It is just useful to use the "intentional idiom" as causes because it allows for better prediction of human behavior. Physical causes, however, are not limited to human actions and behavior.

  • 1
    So according to epiphenomenalism, mental events don't cause physical events right? ie: an engineer's knowledge of the pythagorean theorem has no impact on his ability to build anything. Commented Apr 12, 2016 at 17:25
  • no, that seems absurd. if you asked what caused this building to be built you could answer that engineer did it, although it sounds kind of unnatural.
    – user20502
    Commented Apr 12, 2016 at 17:38

I think epiphenomenalism is dismissed a bit too easily in much of this discussion. The reason is that what epiphenomenalists mean by "mental" isn't necessarily the common interpretation of the word. For example, some of them will consider qualia to be mental, but beliefs (as they are stored in the brain) not mental in the relevant sense. Clearly beliefs influence the physical world -- I believe that no car is coming, so I cross the street -- but that doesn't cause a problem for this type of epiphenomenalist, because the belief (as stored in my brain) is physical. The link on epiphenomenalism above has more discussion.

What I consider to be the key problem for epiphenomenalism is that when we speak and write about mental events such as qualia, those are physical events as well, resulting in sound waves and books and the like. This seems to commit the epiphenomenalist to a view that all that discussion about mental events (mental in the epiphenomenalist's sense!) is not actually influenced by those mental events at all, and so cannot really be about those mental events.
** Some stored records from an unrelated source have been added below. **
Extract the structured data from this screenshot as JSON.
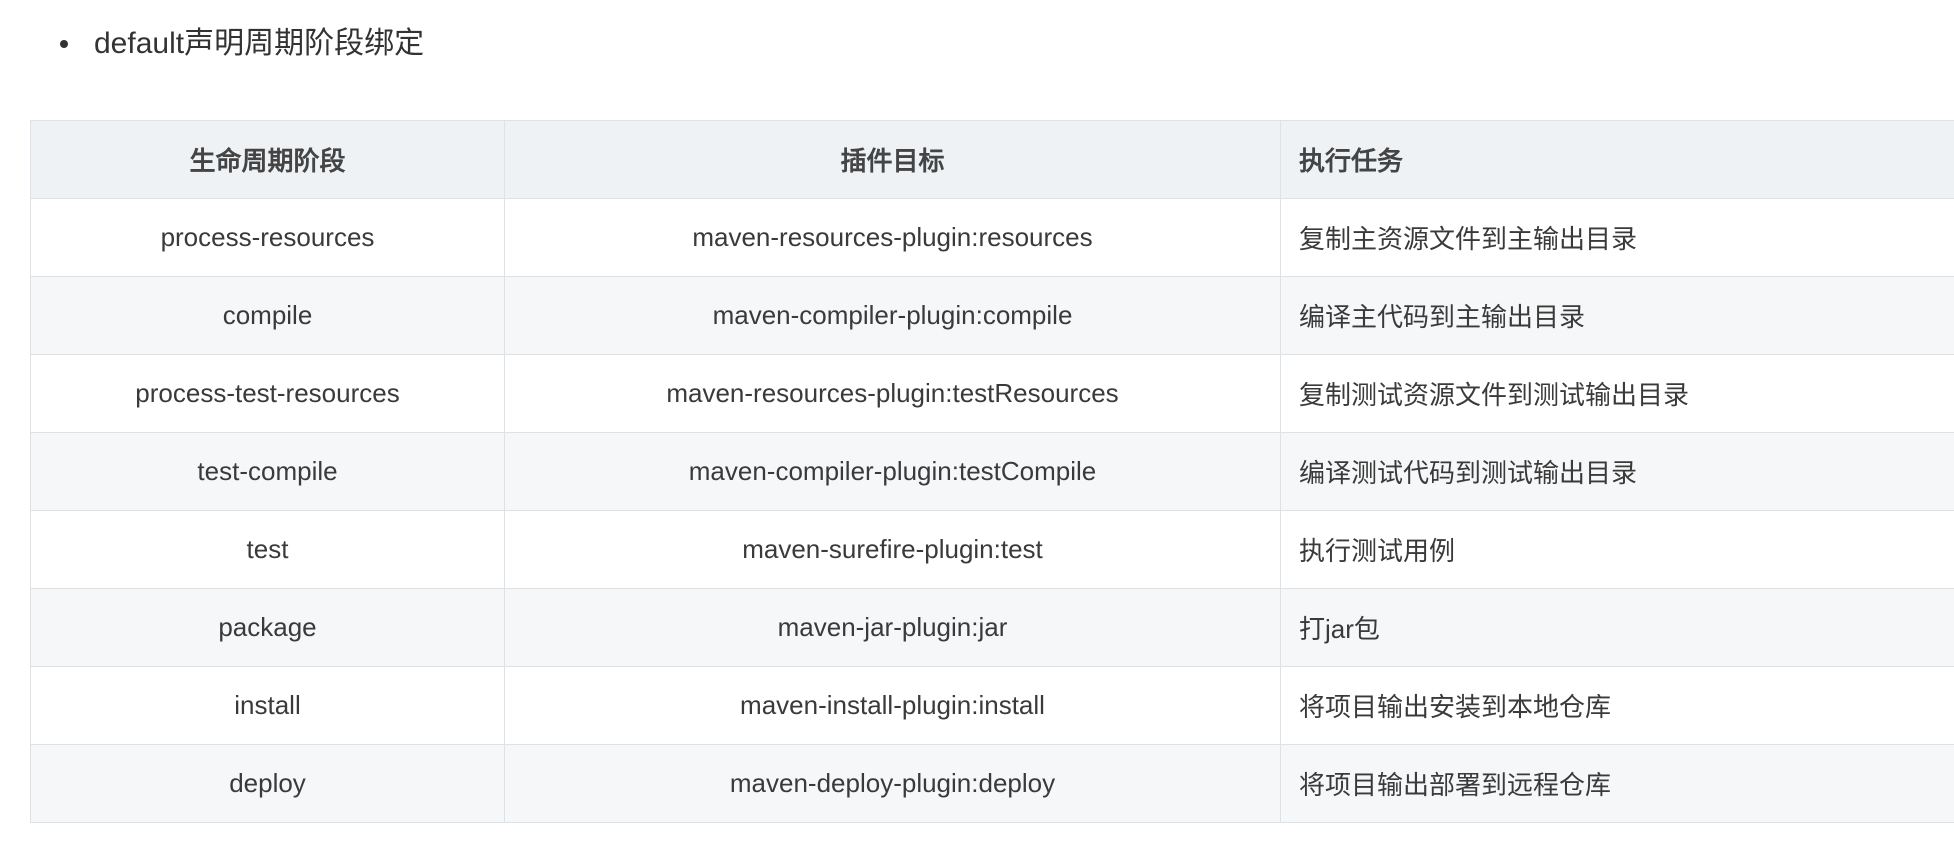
{
  "section": {
    "bullet_text": "default声明周期阶段绑定"
  },
  "table": {
    "headers": [
      "生命周期阶段",
      "插件目标",
      "执行任务"
    ],
    "rows": [
      [
        "process-resources",
        "maven-resources-plugin:resources",
        "复制主资源文件到主输出目录"
      ],
      [
        "compile",
        "maven-compiler-plugin:compile",
        "编译主代码到主输出目录"
      ],
      [
        "process-test-resources",
        "maven-resources-plugin:testResources",
        "复制测试资源文件到测试输出目录"
      ],
      [
        "test-compile",
        "maven-compiler-plugin:testCompile",
        "编译测试代码到测试输出目录"
      ],
      [
        "test",
        "maven-surefire-plugin:test",
        "执行测试用例"
      ],
      [
        "package",
        "maven-jar-plugin:jar",
        "打jar包"
      ],
      [
        "install",
        "maven-install-plugin:install",
        "将项目输出安装到本地仓库"
      ],
      [
        "deploy",
        "maven-deploy-plugin:deploy",
        "将项目输出部署到远程仓库"
      ]
    ]
  },
  "colors": {
    "header_bg": "#eef2f5",
    "row_alt_bg": "#f6f7f8",
    "border": "#dde2e6",
    "text": "#333333"
  }
}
This seems to be a bizarre position to hold and rather fatal to the view. I would be interested in ways around this conclusion...


There is no doubt that the "mental" affects the "physical"!
I planed and built a tree-house for my grand children, and now a tree (a physical thing) has been affected by my plan (a mental process). However, non-mental processes (micro-organisms) can (and do) affect the physical, as well.

  • This doesn't really address the philosophical problem highlighted in the OP.
    – user2953
    Commented Aug 16, 2016 at 17:31
  • Yes, that was exactly the question.
    – viuser
    Commented Sep 18, 2016 at 2:41

Of course there is a causal influence of the mental on the physical. To claim otherwise would be absurd.

Let's examine this absurd counterfactual: If the mental processes had no influence on the physical world, they would not be observable, as only physical events and objects are observable. We do not have any kind of telepathy or extra-sensory perception.

Unobservable things do not exist. Minds do exist. Minds do cause observable events. Minds are capable of communication through physical media.

You must log in to answer this question.

Not the answer you're looking for? Browse other questions tagged .